"You don't need to thank me," he said. "You're . . ." He swallowed hard. "You're dear to me. I didn't want to lose you."

"You won't, Autor," Ahiru assured him. She looked to Fakir. "I'm going to get better, right?"

"Idiot," Fakir said, allowing a fond smile. "Of course you'll get better."

"And I'll have both of you to help me all along the way," Ahiru said.

Fakir glanced to Autor, who looked back. They would definitely be there for Ahiru, and hopefully for each other as well. They were all friends, but more than that, they had become a surrogate family of sorts. Whether Autor was biologically related to Fakir did not have any bearing on that fact.

"Yeah," Fakir agreed. "We'll be here for you."

Ahiru smiled, settling into the pillow. "Good," she said. "I'm glad."

But then she stiffened, remembrance flashing through her eyes. "Autor, are you okay now?"

He looked at her, bewildered. "Am I okay?" He frowned. "You're the one who was hurt."

She shook her head. "I heard you scream. . . ." Tears pricked her eyes. "I tried to call and ask what was wrong, but I couldn't say anything."

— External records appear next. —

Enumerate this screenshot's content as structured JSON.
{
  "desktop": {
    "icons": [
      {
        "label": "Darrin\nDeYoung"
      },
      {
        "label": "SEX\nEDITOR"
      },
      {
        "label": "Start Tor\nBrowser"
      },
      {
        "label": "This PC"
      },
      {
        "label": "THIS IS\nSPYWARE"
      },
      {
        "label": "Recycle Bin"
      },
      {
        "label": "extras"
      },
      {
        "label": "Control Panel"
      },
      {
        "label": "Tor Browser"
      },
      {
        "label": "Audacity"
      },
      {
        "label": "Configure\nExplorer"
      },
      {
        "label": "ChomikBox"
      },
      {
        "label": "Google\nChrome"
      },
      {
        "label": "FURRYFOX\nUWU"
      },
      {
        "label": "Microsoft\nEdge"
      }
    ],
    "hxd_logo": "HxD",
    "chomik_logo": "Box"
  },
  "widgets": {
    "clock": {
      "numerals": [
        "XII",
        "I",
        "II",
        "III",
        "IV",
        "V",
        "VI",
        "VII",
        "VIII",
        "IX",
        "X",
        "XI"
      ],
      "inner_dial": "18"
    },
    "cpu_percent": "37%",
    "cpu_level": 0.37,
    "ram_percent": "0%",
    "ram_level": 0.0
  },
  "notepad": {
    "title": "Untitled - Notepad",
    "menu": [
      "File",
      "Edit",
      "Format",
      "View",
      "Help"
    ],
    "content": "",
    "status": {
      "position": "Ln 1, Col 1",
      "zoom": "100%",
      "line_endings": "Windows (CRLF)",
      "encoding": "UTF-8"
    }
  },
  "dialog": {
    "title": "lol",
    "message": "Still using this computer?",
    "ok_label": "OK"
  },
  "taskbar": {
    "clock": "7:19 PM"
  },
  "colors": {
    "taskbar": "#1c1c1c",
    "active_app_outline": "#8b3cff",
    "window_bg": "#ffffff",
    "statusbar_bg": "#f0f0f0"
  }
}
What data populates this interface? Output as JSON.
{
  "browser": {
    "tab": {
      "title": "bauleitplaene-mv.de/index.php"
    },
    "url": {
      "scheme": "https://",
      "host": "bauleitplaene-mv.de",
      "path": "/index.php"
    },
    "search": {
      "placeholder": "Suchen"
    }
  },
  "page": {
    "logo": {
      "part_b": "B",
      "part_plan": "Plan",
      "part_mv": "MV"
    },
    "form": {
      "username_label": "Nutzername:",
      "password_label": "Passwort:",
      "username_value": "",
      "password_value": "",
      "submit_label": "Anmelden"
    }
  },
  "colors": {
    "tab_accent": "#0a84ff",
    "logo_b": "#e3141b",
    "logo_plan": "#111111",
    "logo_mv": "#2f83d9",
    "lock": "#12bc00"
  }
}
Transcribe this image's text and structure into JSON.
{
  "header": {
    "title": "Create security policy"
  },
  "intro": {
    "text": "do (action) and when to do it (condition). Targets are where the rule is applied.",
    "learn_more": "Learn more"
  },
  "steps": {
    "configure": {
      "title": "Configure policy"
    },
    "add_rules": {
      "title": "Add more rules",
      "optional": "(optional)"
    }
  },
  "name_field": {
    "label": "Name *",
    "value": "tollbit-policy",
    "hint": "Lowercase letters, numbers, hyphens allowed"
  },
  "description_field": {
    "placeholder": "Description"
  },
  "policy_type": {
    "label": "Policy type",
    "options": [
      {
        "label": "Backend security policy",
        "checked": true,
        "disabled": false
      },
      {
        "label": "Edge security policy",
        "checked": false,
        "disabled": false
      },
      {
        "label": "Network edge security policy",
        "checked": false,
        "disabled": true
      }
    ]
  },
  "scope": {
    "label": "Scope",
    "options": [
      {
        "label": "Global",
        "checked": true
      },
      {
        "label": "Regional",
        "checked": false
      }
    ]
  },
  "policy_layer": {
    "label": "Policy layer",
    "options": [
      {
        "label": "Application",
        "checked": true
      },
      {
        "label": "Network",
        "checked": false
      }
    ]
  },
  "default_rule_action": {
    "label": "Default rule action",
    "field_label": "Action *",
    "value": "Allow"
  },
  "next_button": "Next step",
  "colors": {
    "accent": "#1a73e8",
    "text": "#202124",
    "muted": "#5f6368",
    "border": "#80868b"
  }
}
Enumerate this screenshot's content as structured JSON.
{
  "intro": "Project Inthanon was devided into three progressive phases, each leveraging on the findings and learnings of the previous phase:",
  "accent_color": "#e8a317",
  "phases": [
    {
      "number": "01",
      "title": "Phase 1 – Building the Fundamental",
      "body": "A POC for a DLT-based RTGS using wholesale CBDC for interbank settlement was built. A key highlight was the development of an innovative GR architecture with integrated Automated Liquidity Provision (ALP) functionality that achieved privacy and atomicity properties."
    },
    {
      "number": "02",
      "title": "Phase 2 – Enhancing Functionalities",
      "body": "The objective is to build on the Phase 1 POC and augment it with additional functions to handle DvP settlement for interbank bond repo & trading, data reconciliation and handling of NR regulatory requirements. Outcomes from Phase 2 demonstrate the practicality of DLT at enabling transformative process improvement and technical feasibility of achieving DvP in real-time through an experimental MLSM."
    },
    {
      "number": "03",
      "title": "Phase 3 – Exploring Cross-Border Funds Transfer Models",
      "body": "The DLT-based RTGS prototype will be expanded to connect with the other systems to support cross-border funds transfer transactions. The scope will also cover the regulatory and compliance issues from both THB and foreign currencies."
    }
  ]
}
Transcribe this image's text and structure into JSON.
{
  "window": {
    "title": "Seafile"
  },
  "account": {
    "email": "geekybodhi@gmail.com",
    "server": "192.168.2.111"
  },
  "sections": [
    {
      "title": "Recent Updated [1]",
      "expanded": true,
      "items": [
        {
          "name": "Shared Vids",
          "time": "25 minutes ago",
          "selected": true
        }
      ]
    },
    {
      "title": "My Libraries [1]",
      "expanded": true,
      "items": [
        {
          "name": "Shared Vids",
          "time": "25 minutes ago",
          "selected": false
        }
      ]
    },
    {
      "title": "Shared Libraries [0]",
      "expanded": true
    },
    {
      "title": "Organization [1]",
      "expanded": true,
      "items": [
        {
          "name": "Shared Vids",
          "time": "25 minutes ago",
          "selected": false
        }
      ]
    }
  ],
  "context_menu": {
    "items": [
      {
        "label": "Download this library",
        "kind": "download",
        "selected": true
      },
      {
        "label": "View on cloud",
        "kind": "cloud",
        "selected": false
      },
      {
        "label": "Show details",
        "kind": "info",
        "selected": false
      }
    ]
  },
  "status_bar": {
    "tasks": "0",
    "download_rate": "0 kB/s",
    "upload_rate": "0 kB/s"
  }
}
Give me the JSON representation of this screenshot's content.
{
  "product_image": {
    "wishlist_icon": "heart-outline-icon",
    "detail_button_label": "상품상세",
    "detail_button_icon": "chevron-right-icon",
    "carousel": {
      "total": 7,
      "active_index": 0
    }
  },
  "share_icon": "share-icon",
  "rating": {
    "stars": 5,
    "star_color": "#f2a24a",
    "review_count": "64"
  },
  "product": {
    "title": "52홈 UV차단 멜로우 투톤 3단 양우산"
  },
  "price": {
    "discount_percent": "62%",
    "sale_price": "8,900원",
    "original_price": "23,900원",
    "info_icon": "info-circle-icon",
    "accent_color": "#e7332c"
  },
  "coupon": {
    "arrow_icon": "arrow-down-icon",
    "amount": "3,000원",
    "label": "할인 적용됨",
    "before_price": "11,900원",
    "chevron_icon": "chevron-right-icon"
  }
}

Now Autor was surprised. He had not expected Ahiru would have heard anything from that point, although he had hoped she had heard his words to her. His consternation overshadowed even his dismay that now Fakir would know of his outburst.

"I'm alright now," he said.

Ahiru searched his eyes, as if trying to determine if that was true, but then seemed satisfied.

"You were trying to move me away," she said softly. "If I'd been quicker, maybe I wouldn't have got hurt and you and Fakir wouldn't have had to worry. But . . ." She managed a weak smile. "If you hadn't been as quick as you were, maybe I would have been hurt even worse."

Both Autor and Fakir stared at her, stunned by her insight. But at last Autor leaned back, overwhelmed by the thoughts filling his mind. Perhaps that was true. He had been told that the bullet would likely have struck her heart if she had been facing the scene head-on. And if he had not been trying to steer her away, she would have been.

He had wanted to believe that he had actually helped save her life and had told that to Fakir. But deep in his heart he had not known what to think at all. This angle, that he had not previously considered, somehow gave him the added confirmation that he had still felt he needed.

"Thank you," he managed to choke out.

Ahiru looked bewildered now. "You're thanking me? Why?"

Autor recovered quickly. "For not dying," he said, his voice smooth.

Fakir crossed his arms. He knew what Autor had actually meant. And guilt was pricking his heart again. He had already come to realize that Ahiru very likely could have died without Autor there. Now it seemed that it was almost certainly true. Autor had been loyal and responsible throughout the experience.

I shouldn't have lost my temper, he thought to himself.

Suddenly he became aware that Ahiru was looking to him now. "Fakir?" she asked, concern in her eyes. "What is it? Did something happen?"

Fakir started. He opened his mouth, half-tempted to tell her the truth.

"Nothing happened," Autor cut in. "That is, nothing that wouldn't be expected when two people are highly worried about someone whom they care about."

Fakir looked to Autor in surprise, but the other boy only calmly returned the look. There was no point in telling Ahiru they had been arguing. She would likely figure that out herself anyway, when she was feeling better.

Albeit she looked like she might be figuring it out right then, from her concentrated and suspicious expression as she glanced back and forth between her best friends.

"Everything's okay now, right?" she said.

Fakir hesitated. Was it? Again he looked to Autor.

Autor smiled, only briefly looking to Fakir before returning his attention to Ahiru's question. Ahiru would recover. And he could have the peace of mind that he had done everything for her that he could. He would not let himself continue to feel hurt and bitter over words that had been spoken in anger and never meant.

"Yes," he said, and fully meant it. "Everything's alright."